One of the best things that ever happened to me was becoming a mother.
I can’t imagine what I would have found to do with my time without children to fill my every waking minute. They still try do it, and they’re (allegedly) adults now. Although, these days I do sometimes manage to snatch a few hours free from them demanding what’s for dinner, or where are their socks/phone chargers/car keys (delete as appropriate).
It sounds like there are dozens of them. It only feels like that sometimes – they are just two, one of each, as they say. A son and a daughter, neither of whom has properly left home yet.
My own mother, pictured here with me many years ago (before my sister arrived on the scene), is now 93 years old. She lives in a care home and is quite frail and forgetful, which is sad because she used to be a very busy, capable, fit woman, who taught me loads.

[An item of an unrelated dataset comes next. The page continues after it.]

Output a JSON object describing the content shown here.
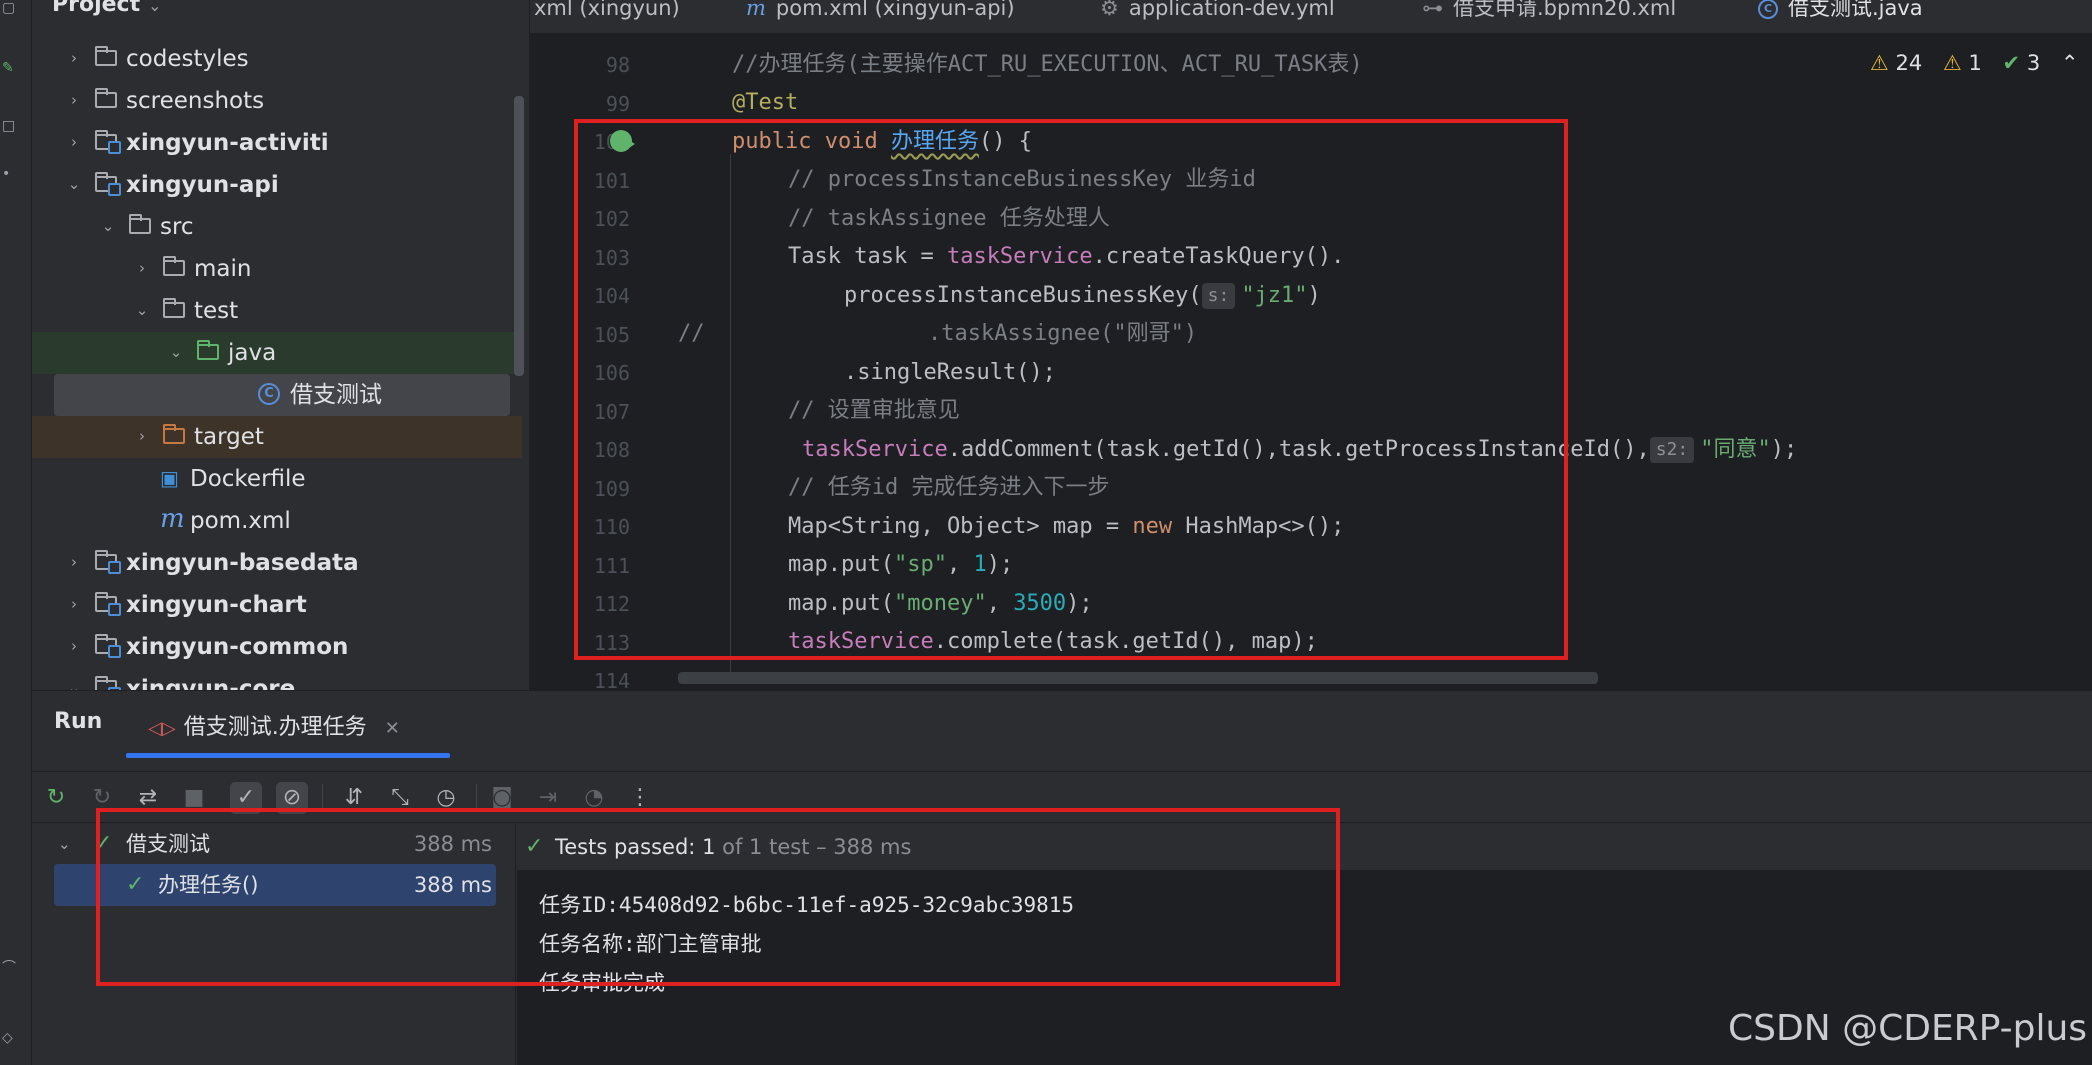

She wrestled with barrage balloons at the tail end of the Second World War (as a member of the WRAF), succeeding as a feisty female in a male-dominated workplace. I have her to thank for my brand of feminism, which has never let me accept failure just because I’m a woman. At an early age I realised there were different rules for boys and girls, which just served to make me more determined to succeed. Women have to work harder in their careers to prove themselves – I was no exception, and was often bitter about such inequality. I like to think things won’t be so hard for the next generation.
My mother also taught me how to strive to become a domestic goddess, and I can still rustle up a Victoria Sponge, or sew a fine seam when the occasion arises.
These days, I have my mother to thank as a source of some of my more popular poetry. She’s at the heart of my attempts to blend pathos with humour.
Here you go: Fur Coat and No Knickers (just in case it’s slipped past your attention so far).